Records for this task -
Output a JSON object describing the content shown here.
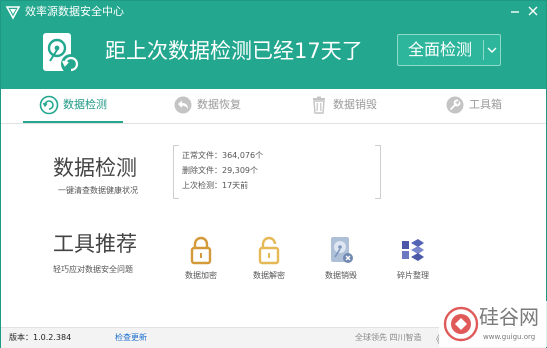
{
  "window": {
    "title": "效率源数据安全中心",
    "controls": [
      "minimize",
      "close"
    ],
    "accent_color": "#23a88f"
  },
  "header": {
    "headline": "距上次数据检测已经17天了",
    "primary_button": "全面检测",
    "dropdown_icon": "chevron-down-icon",
    "disk_icon": "hard-disk-refresh-icon"
  },
  "tabs": [
    {
      "label": "数据检测",
      "icon": "refresh-icon",
      "active": true
    },
    {
      "label": "数据恢复",
      "icon": "undo-icon",
      "active": false
    },
    {
      "label": "数据销毁",
      "icon": "trash-icon",
      "active": false
    },
    {
      "label": "工具箱",
      "icon": "wrench-icon",
      "active": false
    }
  ],
  "detection": {
    "title": "数据检测",
    "subtitle": "一键清查数据健康状况",
    "stats": [
      {
        "label": "正常文件：",
        "value": "364,076个"
      },
      {
        "label": "删除文件：",
        "value": "29,309个"
      },
      {
        "label": "上次检测：",
        "value": "17天前"
      }
    ]
  },
  "tools": {
    "title": "工具推荐",
    "subtitle": "轻巧应对数据安全问题",
    "items": [
      {
        "label": "数据加密",
        "icon": "lock-icon"
      },
      {
        "label": "数据解密",
        "icon": "unlock-icon"
      },
      {
        "label": "数据销毁",
        "icon": "disk-erase-icon"
      },
      {
        "label": "碎片整理",
        "icon": "defrag-icon"
      }
    ]
  },
  "status": {
    "version": "版本：1.0.2.384",
    "update_link": "检查更新",
    "brand": "全球领先 四川智造",
    "hotkey": "《"
  },
  "watermark": {
    "text": "硅谷网",
    "url": "www.guigu.org"
  }
}
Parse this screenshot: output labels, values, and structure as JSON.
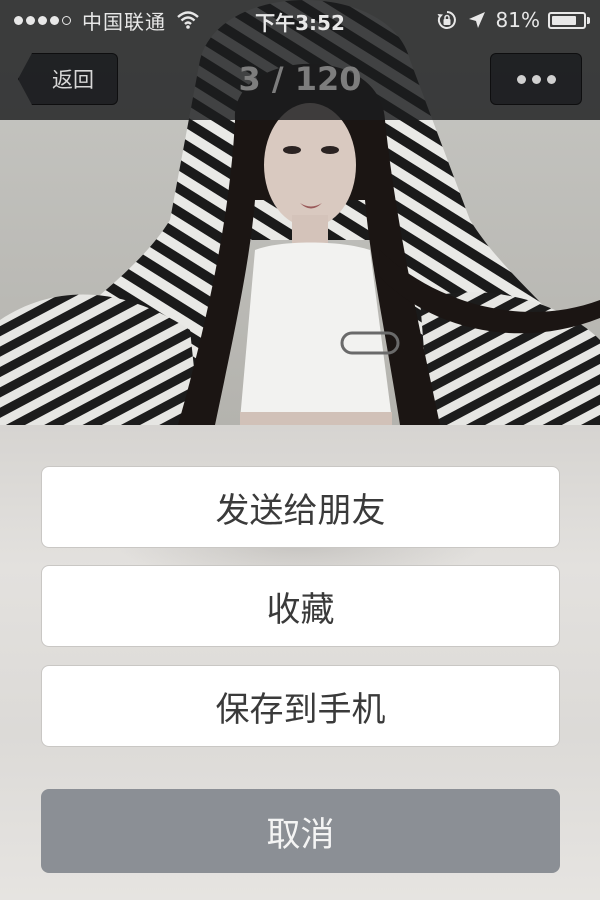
{
  "status_bar": {
    "carrier": "中国联通",
    "time": "下午3:52",
    "battery_percent": "81%",
    "battery_level": 0.81,
    "signal_bars_filled": 4,
    "signal_bars_total": 5,
    "icons": [
      "wifi-icon",
      "rotation-lock-icon",
      "location-arrow-icon",
      "battery-icon"
    ]
  },
  "nav": {
    "back_label": "返回",
    "title": "3 / 120",
    "more_icon": "ellipsis-icon"
  },
  "photo": {
    "subject": "woman-in-striped-hood-photo"
  },
  "action_sheet": {
    "send_to_friend": "发送给朋友",
    "favorite": "收藏",
    "save_to_phone": "保存到手机",
    "cancel": "取消"
  },
  "colors": {
    "bar_background": "#1c1d1f",
    "sheet_button": "#ffffff",
    "cancel_button": "#8b8f95",
    "sheet_text": "#3a3a3a"
  }
}
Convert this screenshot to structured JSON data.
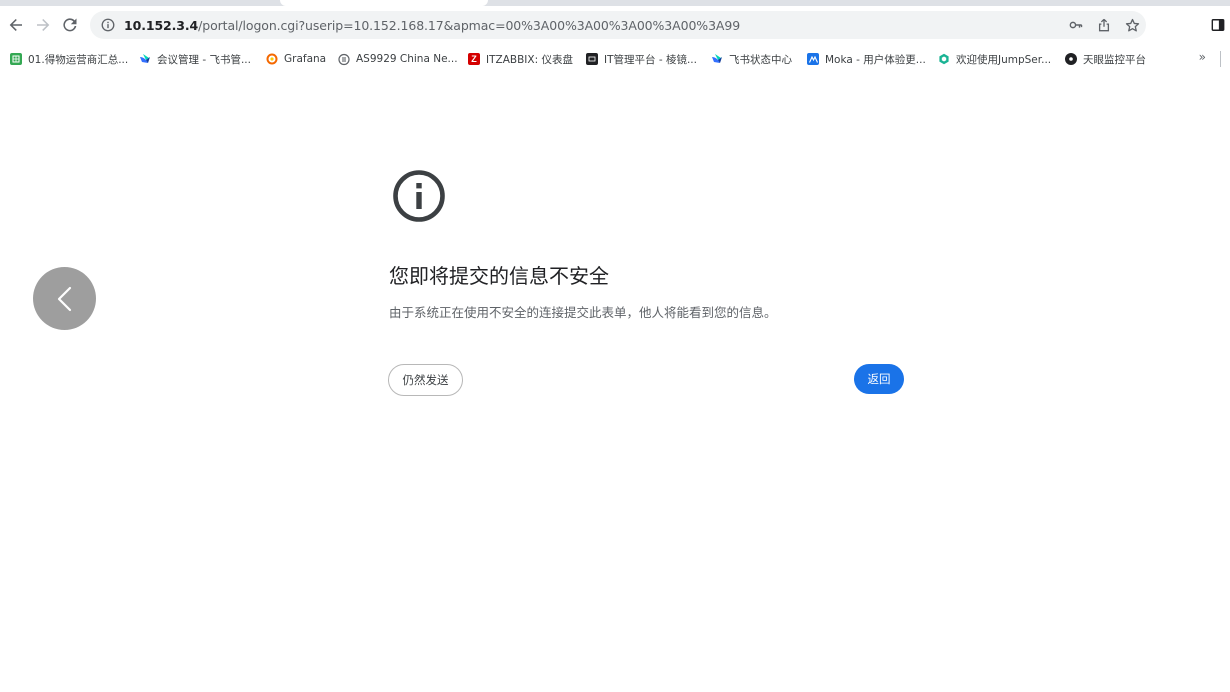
{
  "browser": {
    "url_host": "10.152.3.4",
    "url_path": "/portal/logon.cgi?userip=10.152.168.17&apmac=00%3A00%3A00%3A00%3A00%3A99"
  },
  "bookmarks": [
    {
      "label": "01.得物运营商汇总...",
      "icon": "sheet-icon",
      "color": "#34a853"
    },
    {
      "label": "会议管理 - 飞书管...",
      "icon": "feishu-icon",
      "color": "#3370ff"
    },
    {
      "label": "Grafana",
      "icon": "grafana-icon",
      "color": "#f46800"
    },
    {
      "label": "AS9929 China Ne...",
      "icon": "globe-icon",
      "color": "#5f6368"
    },
    {
      "label": "ITZABBIX: 仪表盘",
      "icon": "zabbix-icon",
      "color": "#d40000"
    },
    {
      "label": "IT管理平台 - 棱镜...",
      "icon": "it-platform-icon",
      "color": "#202124"
    },
    {
      "label": "飞书状态中心",
      "icon": "feishu-icon",
      "color": "#3370ff"
    },
    {
      "label": "Moka - 用户体验更...",
      "icon": "moka-icon",
      "color": "#1a73e8"
    },
    {
      "label": "欢迎使用JumpSer...",
      "icon": "jumpserver-icon",
      "color": "#1ab394"
    },
    {
      "label": "天眼监控平台",
      "icon": "eye-icon",
      "color": "#202124"
    }
  ],
  "warning": {
    "title": "您即将提交的信息不安全",
    "description": "由于系统正在使用不安全的连接提交此表单，他人将能看到您的信息。",
    "proceed_label": "仍然发送",
    "back_label": "返回"
  },
  "colors": {
    "accent": "#1a73e8",
    "back_circle": "#9e9e9e"
  }
}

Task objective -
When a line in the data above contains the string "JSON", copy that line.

Solution -
Output a JSON object describing the content shown here.
Parse this screenshot: output labels, values, and structure as JSON.
Convert this screenshot to structured JSON data.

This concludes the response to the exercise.